Walking into this space was the most disorientating experience. The floors mirrored with projected clouds floating across them while tables were on the walls. A heavy noise drone played throughout the space – making things even more upside down. One of the most refreshingly odd experiences of the year.
CYPRIEN GAILLARD AT SPRUETH MAGERS, BERLIN
This 3D film work was so well made that thousands came through the doors of Sprüeth Magers’ Berlin space. The piece focused on weird swaying trees, grown from seed presents (to American Olympic winner Jesse Owens) by the Nazis, and fireworks above the 1936 Olympic Stadium against a looped perfect sample from Alton Ellis’ Blackman’s Word. The work of Gaillard’s career.
HIPPIE MODERNISM AT THE WALKER ART CENTER, MINNEAPOLIS
The Walker Art Center programming is so good you know why Minneapolis' local Prince stays in the area. The latest show explores the counter-cultural experiments in art, architecture and design – from geodesic domes to the graphic work of Emory Douglas, the show demonstrates how radical creativity in the late 60s really was and what we can learn from it.
SOFTWARE, HARD PROBLEM AT CUBITT, LONDON

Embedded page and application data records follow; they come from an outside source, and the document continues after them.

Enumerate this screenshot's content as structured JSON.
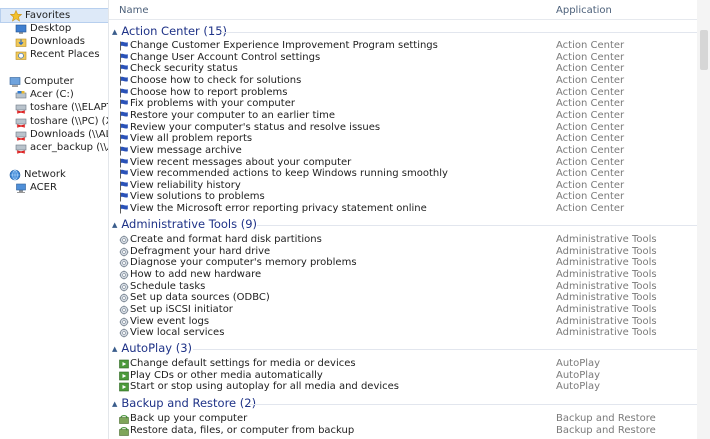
{
  "nav": {
    "items": [
      {
        "label": "Favorites",
        "icon": "star-icon",
        "selected": true
      },
      {
        "label": "Desktop",
        "icon": "desktop-icon"
      },
      {
        "label": "Downloads",
        "icon": "downloads-folder-icon"
      },
      {
        "label": "Recent Places",
        "icon": "recent-places-icon"
      },
      {
        "label": "Computer",
        "icon": "computer-icon"
      },
      {
        "label": "Acer (C:)",
        "icon": "drive-icon"
      },
      {
        "label": "toshare (\\\\ELAPTO",
        "icon": "network-drive-icon"
      },
      {
        "label": "toshare (\\\\PC) (X",
        "icon": "network-drive-icon"
      },
      {
        "label": "Downloads (\\\\ALL",
        "icon": "network-drive-icon"
      },
      {
        "label": "acer_backup (\\\\AL",
        "icon": "network-drive-icon"
      },
      {
        "label": "Network",
        "icon": "network-icon"
      },
      {
        "label": "ACER",
        "icon": "network-computer-icon"
      }
    ]
  },
  "columns": {
    "name": "Name",
    "application": "Application"
  },
  "groups": [
    {
      "title": "Action Center (15)",
      "icon": "flag-icon",
      "rows": [
        {
          "name": "Change Customer Experience Improvement Program settings",
          "app": "Action Center"
        },
        {
          "name": "Change User Account Control settings",
          "app": "Action Center"
        },
        {
          "name": "Check security status",
          "app": "Action Center"
        },
        {
          "name": "Choose how to check for solutions",
          "app": "Action Center"
        },
        {
          "name": "Choose how to report problems",
          "app": "Action Center"
        },
        {
          "name": "Fix problems with your computer",
          "app": "Action Center"
        },
        {
          "name": "Restore your computer to an earlier time",
          "app": "Action Center"
        },
        {
          "name": "Review your computer's status and resolve issues",
          "app": "Action Center"
        },
        {
          "name": "View all problem reports",
          "app": "Action Center"
        },
        {
          "name": "View message archive",
          "app": "Action Center"
        },
        {
          "name": "View recent messages about your computer",
          "app": "Action Center"
        },
        {
          "name": "View recommended actions to keep Windows running smoothly",
          "app": "Action Center"
        },
        {
          "name": "View reliability history",
          "app": "Action Center"
        },
        {
          "name": "View solutions to problems",
          "app": "Action Center"
        },
        {
          "name": "View the Microsoft error reporting privacy statement online",
          "app": "Action Center"
        }
      ]
    },
    {
      "title": "Administrative Tools (9)",
      "icon": "admin-tools-icon",
      "rows": [
        {
          "name": "Create and format hard disk partitions",
          "app": "Administrative Tools"
        },
        {
          "name": "Defragment your hard drive",
          "app": "Administrative Tools"
        },
        {
          "name": "Diagnose your computer's memory problems",
          "app": "Administrative Tools"
        },
        {
          "name": "How to add new hardware",
          "app": "Administrative Tools"
        },
        {
          "name": "Schedule tasks",
          "app": "Administrative Tools"
        },
        {
          "name": "Set up data sources (ODBC)",
          "app": "Administrative Tools"
        },
        {
          "name": "Set up iSCSI initiator",
          "app": "Administrative Tools"
        },
        {
          "name": "View event logs",
          "app": "Administrative Tools"
        },
        {
          "name": "View local services",
          "app": "Administrative Tools"
        }
      ]
    },
    {
      "title": "AutoPlay (3)",
      "icon": "autoplay-icon",
      "rows": [
        {
          "name": "Change default settings for media or devices",
          "app": "AutoPlay"
        },
        {
          "name": "Play CDs or other media automatically",
          "app": "AutoPlay"
        },
        {
          "name": "Start or stop using autoplay for all media and devices",
          "app": "AutoPlay"
        }
      ]
    },
    {
      "title": "Backup and Restore (2)",
      "icon": "backup-restore-icon",
      "rows": [
        {
          "name": "Back up your computer",
          "app": "Backup and Restore"
        },
        {
          "name": "Restore data, files, or computer from backup",
          "app": "Backup and Restore"
        }
      ]
    }
  ]
}
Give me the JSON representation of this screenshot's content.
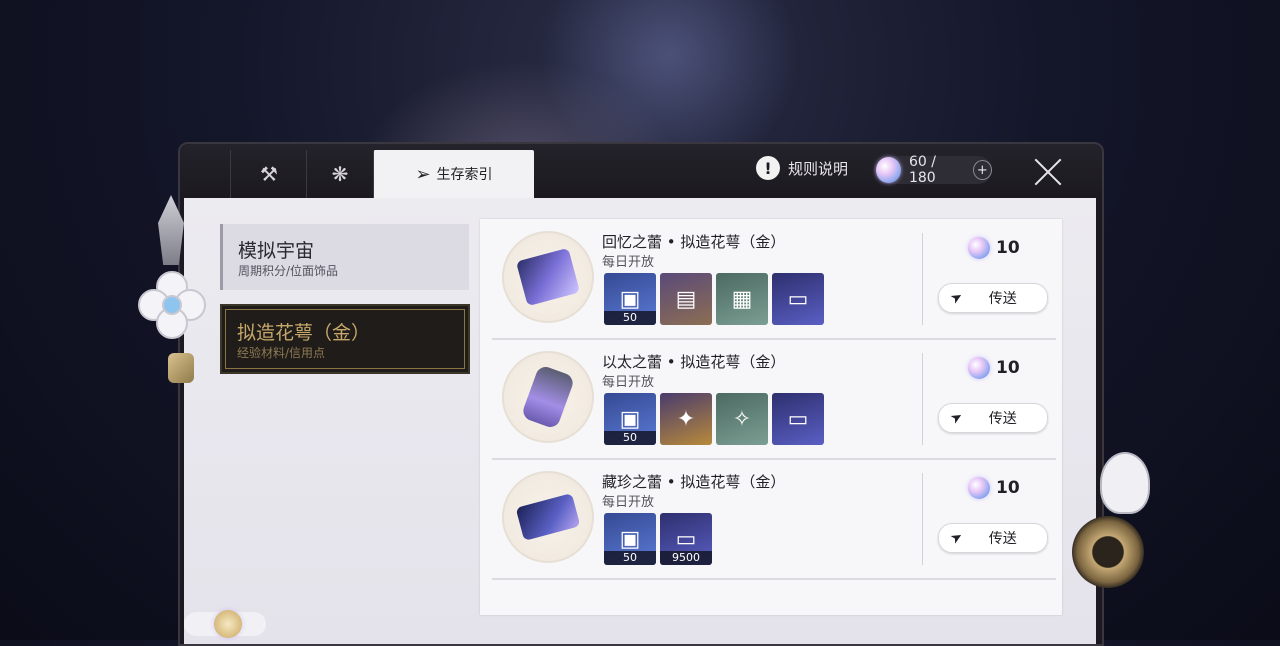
{
  "header": {
    "tabs": [
      {
        "icon": "hammer-icon",
        "label": ""
      },
      {
        "icon": "snowflake-icon",
        "label": ""
      },
      {
        "icon": "compass-icon",
        "label": "生存索引"
      }
    ],
    "rules_label": "规则说明",
    "stamina": {
      "current": "60",
      "max": "180",
      "display": "60 / 180",
      "plus": "+"
    }
  },
  "sidebar": {
    "items": [
      {
        "title": "模拟宇宙",
        "subtitle": "周期积分/位面饰品",
        "selected": false
      },
      {
        "title": "拟造花萼（金）",
        "subtitle": "经验材料/信用点",
        "selected": true
      }
    ]
  },
  "entries": [
    {
      "name": "回忆之蕾 • 拟造花萼（金）",
      "open": "每日开放",
      "cost": "10",
      "teleport": "传送",
      "rewards": [
        {
          "icon": "exp-card-icon",
          "count": "50"
        },
        {
          "icon": "book-icon",
          "count": ""
        },
        {
          "icon": "papers-icon",
          "count": ""
        },
        {
          "icon": "credit-card-icon",
          "count": ""
        }
      ]
    },
    {
      "name": "以太之蕾 • 拟造花萼（金）",
      "open": "每日开放",
      "cost": "10",
      "teleport": "传送",
      "rewards": [
        {
          "icon": "exp-card-icon",
          "count": "50"
        },
        {
          "icon": "golden-lantern-icon",
          "count": ""
        },
        {
          "icon": "dark-lantern-icon",
          "count": ""
        },
        {
          "icon": "credit-card-icon",
          "count": ""
        }
      ]
    },
    {
      "name": "藏珍之蕾 • 拟造花萼（金）",
      "open": "每日开放",
      "cost": "10",
      "teleport": "传送",
      "rewards": [
        {
          "icon": "exp-card-icon",
          "count": "50"
        },
        {
          "icon": "credit-card-icon",
          "count": "9500"
        }
      ]
    }
  ],
  "colors": {
    "accent_gold": "#c6a86a",
    "panel_bg": "#f7f7f9",
    "frame_dark": "#1c1a20",
    "stamina_orb": "#e7c6f6"
  }
}
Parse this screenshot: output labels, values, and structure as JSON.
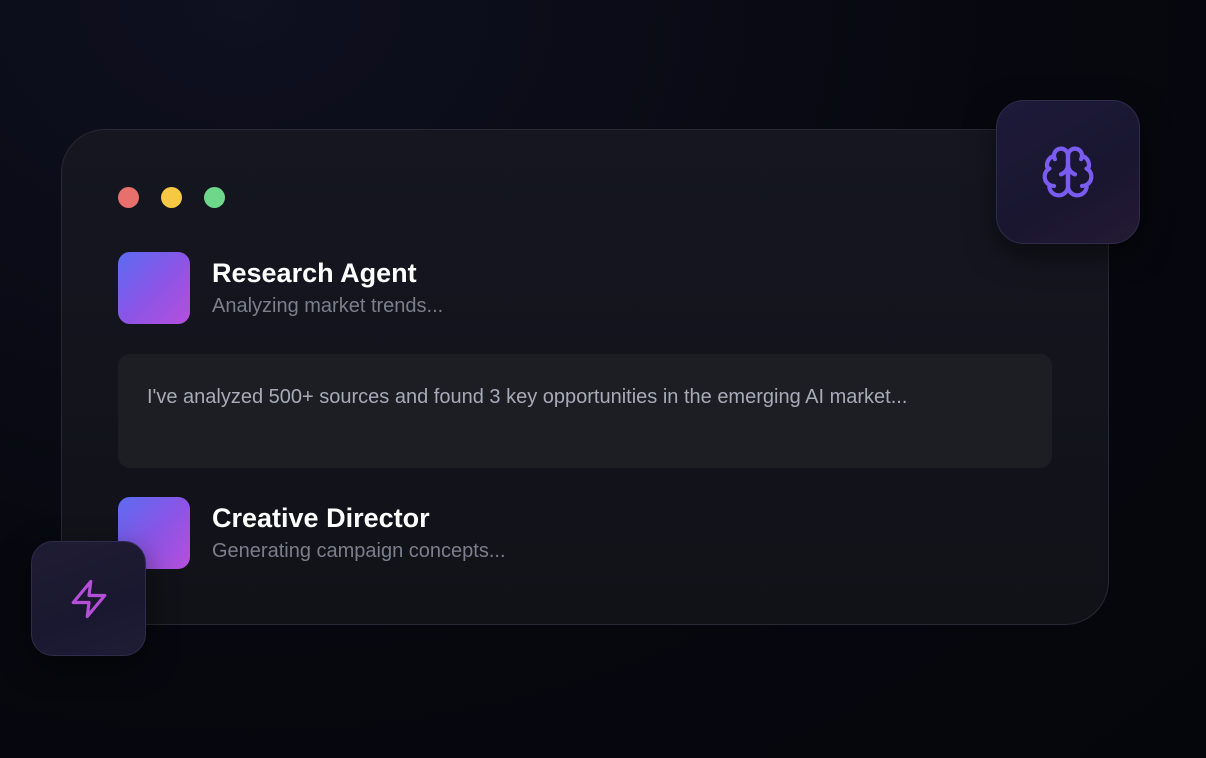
{
  "window": {
    "traffic_lights": [
      {
        "name": "close",
        "color": "#e8706c"
      },
      {
        "name": "minimize",
        "color": "#f5c944"
      },
      {
        "name": "maximize",
        "color": "#6ed88a"
      }
    ]
  },
  "agents": [
    {
      "name": "Research Agent",
      "status": "Analyzing market trends..."
    },
    {
      "name": "Creative Director",
      "status": "Generating campaign concepts..."
    }
  ],
  "message": {
    "text": "I've analyzed 500+ sources and found 3 key opportunities in the emerging AI market..."
  },
  "icons": {
    "brain": {
      "name": "brain-icon",
      "color": "#7b5cf0"
    },
    "bolt": {
      "name": "lightning-bolt-icon",
      "color": "#b44fd8"
    }
  },
  "colors": {
    "avatar_gradient_start": "#5b6cf2",
    "avatar_gradient_end": "#b64fdc"
  }
}
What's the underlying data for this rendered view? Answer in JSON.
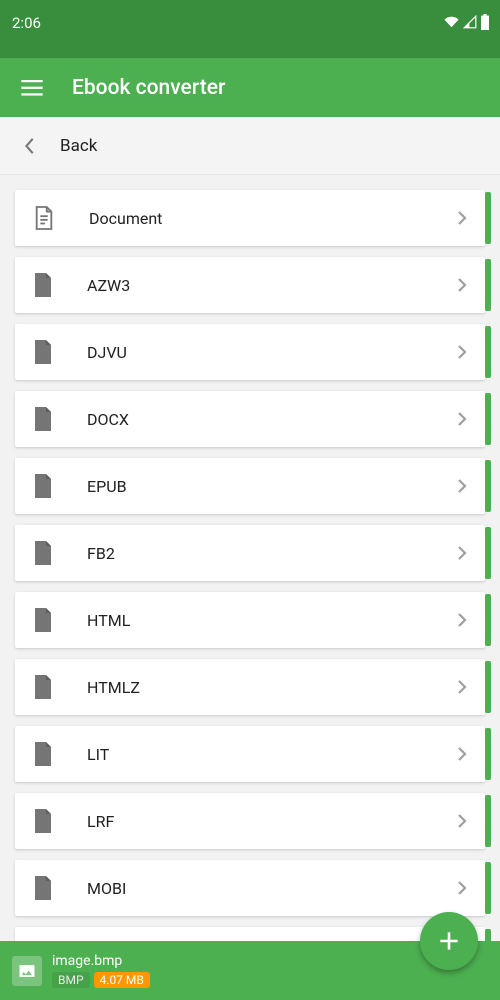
{
  "status": {
    "time": "2:06"
  },
  "appbar": {
    "title": "Ebook converter"
  },
  "back": {
    "label": "Back"
  },
  "list": {
    "items": [
      {
        "label": "Document",
        "icon": "document"
      },
      {
        "label": "AZW3",
        "icon": "file"
      },
      {
        "label": "DJVU",
        "icon": "file"
      },
      {
        "label": "DOCX",
        "icon": "file"
      },
      {
        "label": "EPUB",
        "icon": "file"
      },
      {
        "label": "FB2",
        "icon": "file"
      },
      {
        "label": "HTML",
        "icon": "file"
      },
      {
        "label": "HTMLZ",
        "icon": "file"
      },
      {
        "label": "LIT",
        "icon": "file"
      },
      {
        "label": "LRF",
        "icon": "file"
      },
      {
        "label": "MOBI",
        "icon": "file"
      }
    ]
  },
  "snackbar": {
    "filename": "image.bmp",
    "type_badge": "BMP",
    "size_badge": "4.07 MB"
  },
  "colors": {
    "primary": "#4caf50",
    "primary_dark": "#388e3c",
    "accent": "#ff9800",
    "text": "#212121",
    "icon_grey": "#757575",
    "chevron_grey": "#9f9f9f",
    "background": "#f2f2f2",
    "card_bg": "#ffffff",
    "white": "#ffffff"
  }
}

Morgan Quaintance is a curator (writer and broadcaster too) with a brilliant take on creating exhibitions. He has now been appointed curator of artist run Cubitt in Islington and his first show with Cecile B Evans, Dazed Emerging Artist Award Winner Lawrence Lek and older artist Manfred Mohr was a great take on the role of software in art.
JON RAFMAN AT ZABLUDOWICZ, LONDON
Rafman’s solo show at London’s Zabludowicz collection, which followed a solo in Montreal, was filled with video installations that were watched lying down on waterbed mattress, sitting on a massage chair, in a pool of floating plastic balls, in hot tight metal cabinets, in the set of a stained teenagers bedroom and in a 3D fake garden maze. The perfection mix of computer nerd tropes and contemporary art dialogues.
MARK LECKEY AT CABINET, LONDON
Who doesn’t love Mark Leckey? Leckey has created a new film work that debuted at Cabinet gallery that will floor fans of Fiorucci Made Me Hardcore. An incredible cut and paste narrative that brings together the artist’s own biography and themes about changing media interfaces and our relationship to the space race alongside the music and moods of popular culture.
TETSUMI KUDO AT HAUSER & WIRTH, LONDON
Dazed was ahead of the game when we profiled the late Japanese auteur Tetsumi Kudo, who this year got a deservedly exciting solo show at Hauser & Wirth in London and Zurich. In both spaces, the interior of the gallery was covered with bright green Astroturf to provide a plus setting for Kudo’s straight electro penis cage, acid terrarium sculptures and UV tech-organic installations. Hard to forget.